== Brief ==
If a line below contains the string "Display", return that line.

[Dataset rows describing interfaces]
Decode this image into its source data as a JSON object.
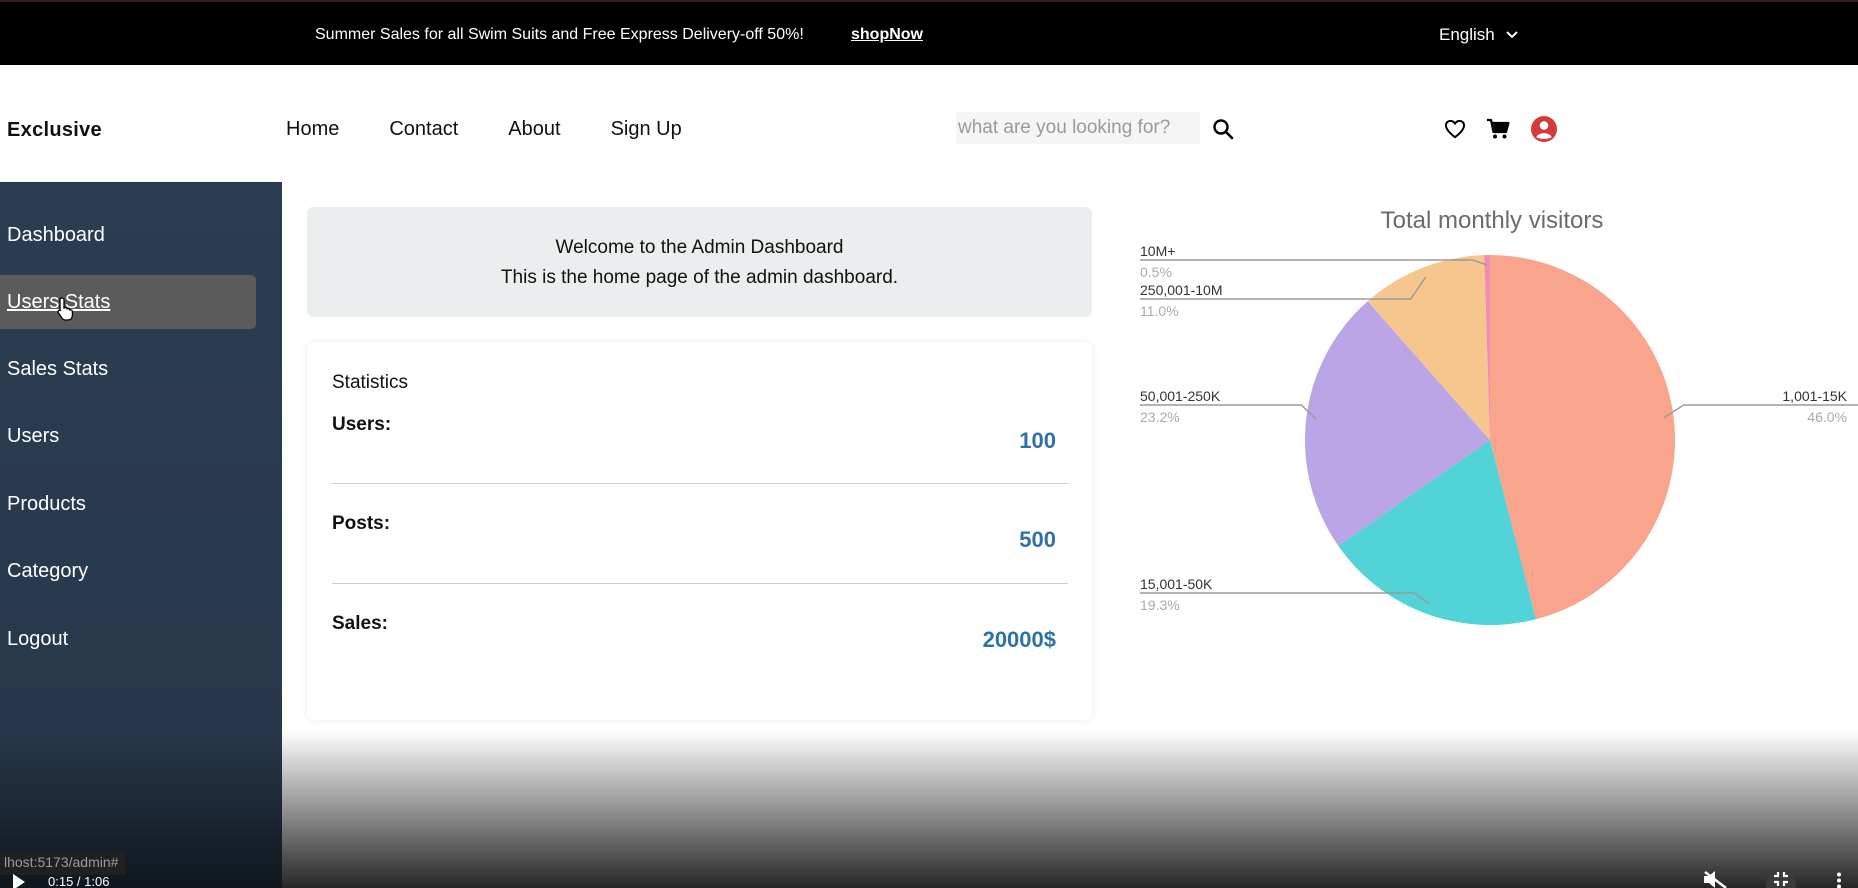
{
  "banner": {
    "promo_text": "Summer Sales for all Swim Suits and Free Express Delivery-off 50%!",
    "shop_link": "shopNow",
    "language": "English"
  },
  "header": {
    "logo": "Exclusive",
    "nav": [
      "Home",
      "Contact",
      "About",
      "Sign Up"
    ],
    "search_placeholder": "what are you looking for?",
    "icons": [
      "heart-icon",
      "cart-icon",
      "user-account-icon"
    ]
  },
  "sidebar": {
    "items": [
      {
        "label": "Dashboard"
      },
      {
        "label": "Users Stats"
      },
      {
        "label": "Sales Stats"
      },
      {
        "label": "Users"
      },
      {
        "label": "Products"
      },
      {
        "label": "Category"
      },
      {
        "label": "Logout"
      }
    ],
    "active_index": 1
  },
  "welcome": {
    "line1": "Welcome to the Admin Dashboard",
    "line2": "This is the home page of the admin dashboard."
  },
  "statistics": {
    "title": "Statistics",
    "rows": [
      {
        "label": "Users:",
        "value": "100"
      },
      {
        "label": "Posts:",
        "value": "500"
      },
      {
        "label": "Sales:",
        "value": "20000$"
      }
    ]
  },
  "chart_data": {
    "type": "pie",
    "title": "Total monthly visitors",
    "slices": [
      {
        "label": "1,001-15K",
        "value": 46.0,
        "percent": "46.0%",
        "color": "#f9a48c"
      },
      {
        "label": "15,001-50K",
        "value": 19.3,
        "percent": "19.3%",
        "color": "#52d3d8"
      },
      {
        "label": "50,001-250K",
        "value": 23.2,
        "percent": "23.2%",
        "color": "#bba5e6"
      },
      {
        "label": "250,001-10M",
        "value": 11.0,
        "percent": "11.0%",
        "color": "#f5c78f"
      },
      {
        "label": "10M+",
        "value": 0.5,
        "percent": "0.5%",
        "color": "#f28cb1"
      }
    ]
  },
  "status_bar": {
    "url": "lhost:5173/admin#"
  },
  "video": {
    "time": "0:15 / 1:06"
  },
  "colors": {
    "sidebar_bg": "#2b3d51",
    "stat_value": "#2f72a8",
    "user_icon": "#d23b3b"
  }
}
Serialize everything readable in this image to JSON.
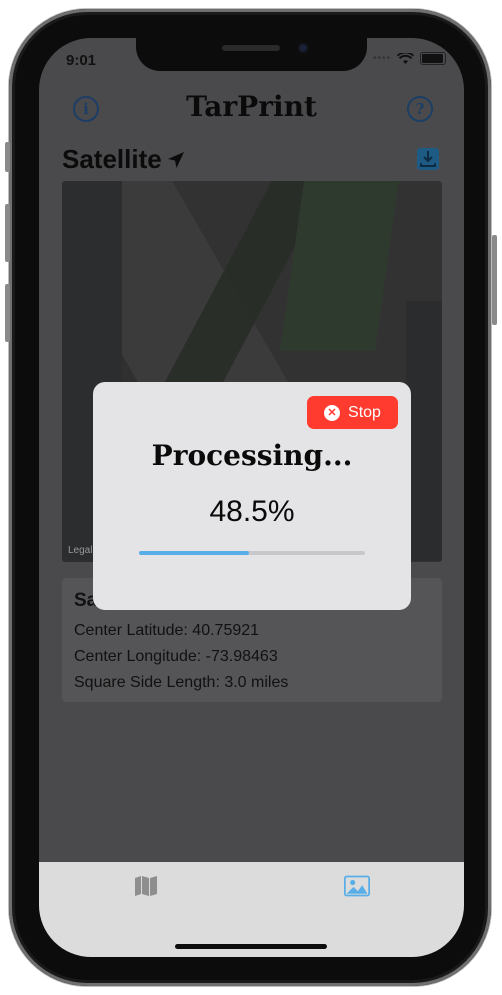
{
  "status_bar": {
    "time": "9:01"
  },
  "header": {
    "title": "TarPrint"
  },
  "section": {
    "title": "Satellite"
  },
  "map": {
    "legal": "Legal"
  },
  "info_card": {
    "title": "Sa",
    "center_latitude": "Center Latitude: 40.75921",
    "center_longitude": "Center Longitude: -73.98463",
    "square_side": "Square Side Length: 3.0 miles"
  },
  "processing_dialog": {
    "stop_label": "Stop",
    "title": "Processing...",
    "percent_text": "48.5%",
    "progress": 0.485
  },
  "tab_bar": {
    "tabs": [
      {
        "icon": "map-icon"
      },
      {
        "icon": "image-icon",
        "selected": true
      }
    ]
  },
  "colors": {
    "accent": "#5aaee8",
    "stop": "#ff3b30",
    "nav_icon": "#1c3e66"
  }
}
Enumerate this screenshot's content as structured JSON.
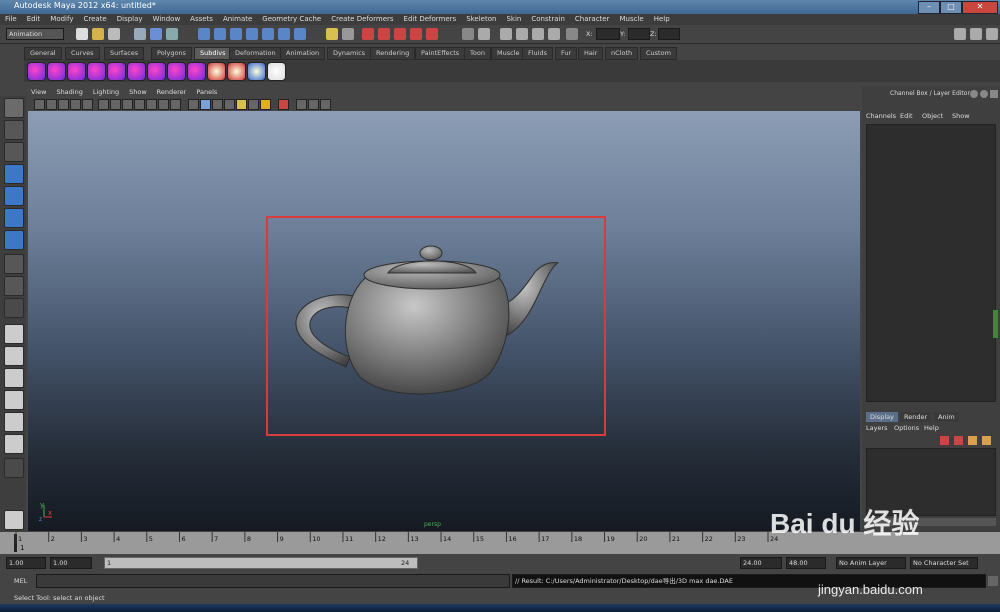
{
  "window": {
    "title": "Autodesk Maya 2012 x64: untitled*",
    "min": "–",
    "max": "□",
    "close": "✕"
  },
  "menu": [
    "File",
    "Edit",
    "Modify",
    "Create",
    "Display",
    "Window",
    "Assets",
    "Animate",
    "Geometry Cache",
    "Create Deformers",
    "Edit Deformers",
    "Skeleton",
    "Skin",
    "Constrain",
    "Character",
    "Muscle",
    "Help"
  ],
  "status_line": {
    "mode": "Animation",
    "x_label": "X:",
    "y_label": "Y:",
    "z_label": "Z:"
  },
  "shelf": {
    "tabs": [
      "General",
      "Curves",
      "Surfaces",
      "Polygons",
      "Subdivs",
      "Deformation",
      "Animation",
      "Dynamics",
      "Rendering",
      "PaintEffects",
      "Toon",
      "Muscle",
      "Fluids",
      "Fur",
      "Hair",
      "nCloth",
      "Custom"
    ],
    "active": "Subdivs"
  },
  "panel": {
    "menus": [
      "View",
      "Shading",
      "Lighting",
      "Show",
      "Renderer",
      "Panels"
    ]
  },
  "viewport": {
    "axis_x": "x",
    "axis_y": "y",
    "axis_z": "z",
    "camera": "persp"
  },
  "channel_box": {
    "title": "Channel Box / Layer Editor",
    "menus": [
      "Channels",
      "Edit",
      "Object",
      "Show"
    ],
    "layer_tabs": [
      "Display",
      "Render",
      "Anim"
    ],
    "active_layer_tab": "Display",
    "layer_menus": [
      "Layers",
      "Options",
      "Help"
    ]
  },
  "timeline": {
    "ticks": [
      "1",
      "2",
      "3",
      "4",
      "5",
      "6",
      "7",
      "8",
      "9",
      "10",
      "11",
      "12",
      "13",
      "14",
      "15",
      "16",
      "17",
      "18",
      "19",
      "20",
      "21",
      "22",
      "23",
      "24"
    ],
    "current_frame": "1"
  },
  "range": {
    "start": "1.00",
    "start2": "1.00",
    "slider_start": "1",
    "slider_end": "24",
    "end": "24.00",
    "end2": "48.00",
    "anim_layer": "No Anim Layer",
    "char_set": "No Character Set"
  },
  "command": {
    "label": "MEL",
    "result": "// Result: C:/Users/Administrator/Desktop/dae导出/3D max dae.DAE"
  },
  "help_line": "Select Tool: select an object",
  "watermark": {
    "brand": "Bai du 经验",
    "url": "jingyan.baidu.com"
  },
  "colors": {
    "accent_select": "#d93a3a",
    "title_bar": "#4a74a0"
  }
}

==

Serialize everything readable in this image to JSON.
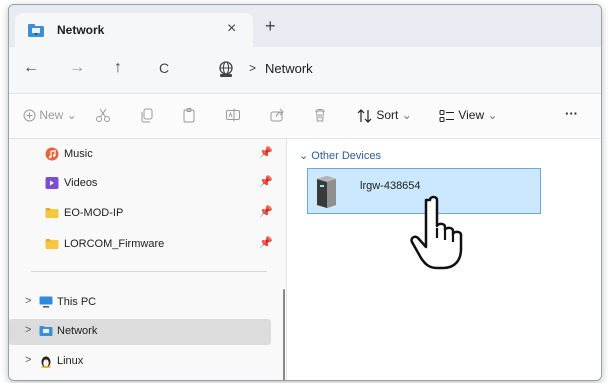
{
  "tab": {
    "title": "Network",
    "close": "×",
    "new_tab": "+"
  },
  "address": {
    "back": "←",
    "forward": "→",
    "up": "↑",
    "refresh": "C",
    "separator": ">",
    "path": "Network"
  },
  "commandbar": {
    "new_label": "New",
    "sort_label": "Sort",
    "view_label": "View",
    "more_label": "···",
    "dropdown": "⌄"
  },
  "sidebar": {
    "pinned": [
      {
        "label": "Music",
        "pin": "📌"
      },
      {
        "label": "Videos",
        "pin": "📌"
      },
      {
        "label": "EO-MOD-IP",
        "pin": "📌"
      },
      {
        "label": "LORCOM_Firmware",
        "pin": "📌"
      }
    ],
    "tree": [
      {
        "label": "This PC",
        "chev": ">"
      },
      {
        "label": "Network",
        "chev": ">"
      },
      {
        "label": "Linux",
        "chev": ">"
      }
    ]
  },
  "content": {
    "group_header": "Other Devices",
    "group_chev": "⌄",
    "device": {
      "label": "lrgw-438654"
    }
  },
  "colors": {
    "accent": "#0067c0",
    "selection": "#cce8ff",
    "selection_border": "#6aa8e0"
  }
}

== Solution to this exercise ==
    "Display",
      "Display",
    "active_layer_tab": "Display",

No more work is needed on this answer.